Israeli pilots 'deliberately miss' targets
Fliers admit aborting raids on civilian targets as concern grows over the reliability of intelligence
Inigo Gilmore at **source may have undergone military censorship**
Sunday August 6, 2006
At least two Israeli fighter pilots have deliberately missed civilian targets in Lebanon as , The Observer has learnt. Sources say the pilots were worried that targets had been as Hizbollah facilities.
Voices expressing concern over the armed forces' failures are getting louder. One Israeli cabinet minister said last week: 'We gave the army so much money. Why are we getting these results?' Last week saw Hizbollah's guerrilla force, dismissed by senior Israeli military officials as 'ragtag', inflict further casualties on one of the world's most powerful armies in southern Lebanon.

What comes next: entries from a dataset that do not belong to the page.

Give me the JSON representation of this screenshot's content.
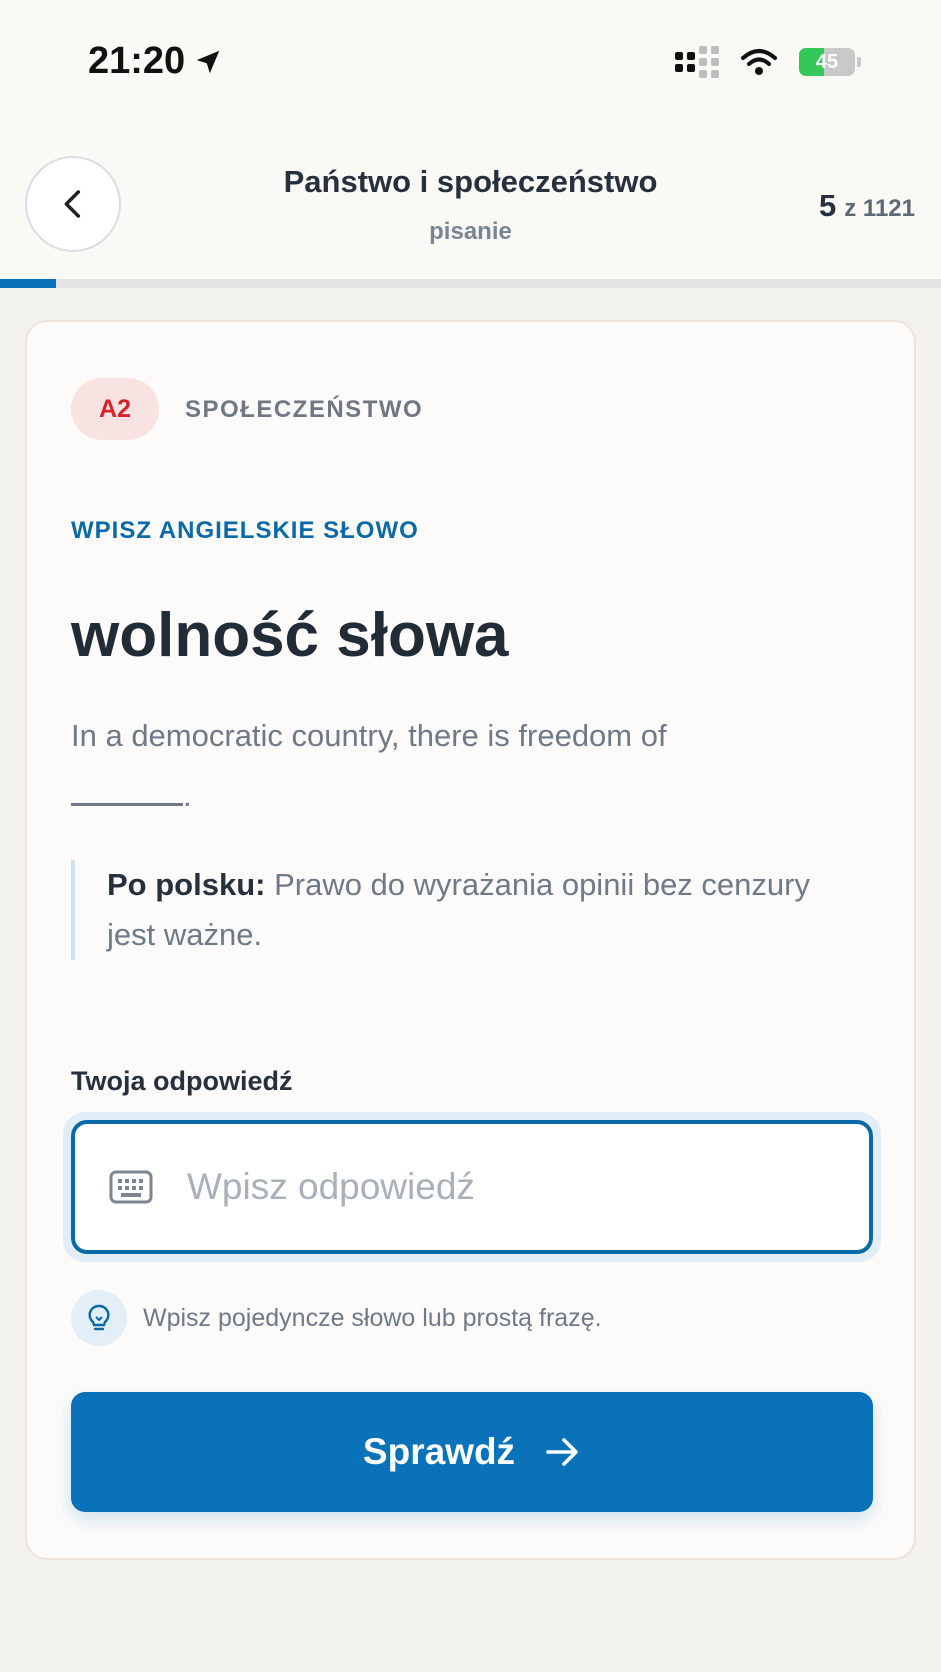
{
  "status_bar": {
    "time": "21:20",
    "battery": "45",
    "battery_level": 0.45
  },
  "header": {
    "title": "Państwo i społeczeństwo",
    "subtitle": "pisanie",
    "counter_current": "5",
    "counter_total": "z 1121",
    "progress_fraction": 0.06
  },
  "card": {
    "level": "A2",
    "category": "SPOŁECZEŃSTWO",
    "instruction": "WPISZ ANGIELSKIE SŁOWO",
    "word": "wolność słowa",
    "sentence": "In a democratic country, there is freedom of",
    "sentence_end": ".",
    "translation_label": "Po polsku:",
    "translation_text": "Prawo do wyrażania opinii bez cenzury jest ważne.",
    "answer_label": "Twoja odpowiedź",
    "input_placeholder": "Wpisz odpowiedź",
    "input_value": "",
    "hint": "Wpisz pojedyncze słowo lub prostą frazę.",
    "submit_label": "Sprawdź"
  },
  "colors": {
    "accent": "#0a72b8",
    "level_badge_bg": "#f9e2e2",
    "level_badge_text": "#d3262b"
  },
  "icons": [
    "location-arrow-icon",
    "cellular-signal-icon",
    "wifi-icon",
    "battery-icon",
    "chevron-left-icon",
    "keyboard-icon",
    "lightbulb-icon",
    "arrow-right-icon"
  ]
}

As the bodies pile up, so the Israeli media has begun to turn, . Israel's Defence Minister, Amir Peretz, on a tour of the front lines, was confronted by troubled reserve soldiers who told him they lacked proper equipment and training.
Israel's chief of staff, Major-General Dan Halutz, had vowed to wipe out Hizbollah's missile threat within 10 days. These claims are now being mocked as rockets rain down on Israel's north with ever greater intensity, despite an intense and highly destructive air bombardment.
As one well-connected Israeli expert put it:
As international outrage over civilian deaths grows, the spotlight is increasingly turning on Israeli air operations. The Observer has learnt that .
Yonatan Shapiro, a former Blackhawk helicopter pilot dismissed from reserve duty after signing a 'refusenik' letter in 2004, said he had spoken with According to Shapiro, some pilots justified aborting missions out of 'common sense' and in the context of the Israeli Defence Force's moral code of conduct, which says every effort should be made to avoiding harming civilians.
Shapiro said: 'Some pilots told me they have shot at the side of targets because they're afraid people will be there, and '
He added: 'One pilot told me he was asked to hit a house on a hill, which was supposed to be a place from where Hizbollah was launching Katyusha missiles. But he was afraid civilians were in the house, so he shot next to the house ...
So far none of the pilots has publicly refused to fly missions but some are wobbling, according to Shapiro. He said: 'Their target could be a house firing a cannon at Israel and it could be a house full of children, so it's a real dilemma; it's not black and white. But ... I'm calling on them to refuse, in order save our country from self-destruction.'
Meron Rappoport, a former editor at the Israeli daily Haaretz and military analyst, criticised the air force's methods for selecting targets:
These revelations raise last Sunday that left dozens dead, which continues to arouse international outrage.
Some IDF officials have continued to refer vaguely to Katyushas being launched 'near houses' in the village and to non-specific 'terrorist activity' inside the targeted building.
Human rights groups have attacked the findings as . Amnesty International described the investigation as a '', saying Israeli intelligence must have been aware of the civilians'.
One Israeli commander from a different squadron , although he insisted there would have been no deliberate targeting of civilians. He said he had seen the video of the attack, and admitted: 'Generally they [Hizbollah] are using human shields ... That specific building - I don't know the reason it was chosen as a target.'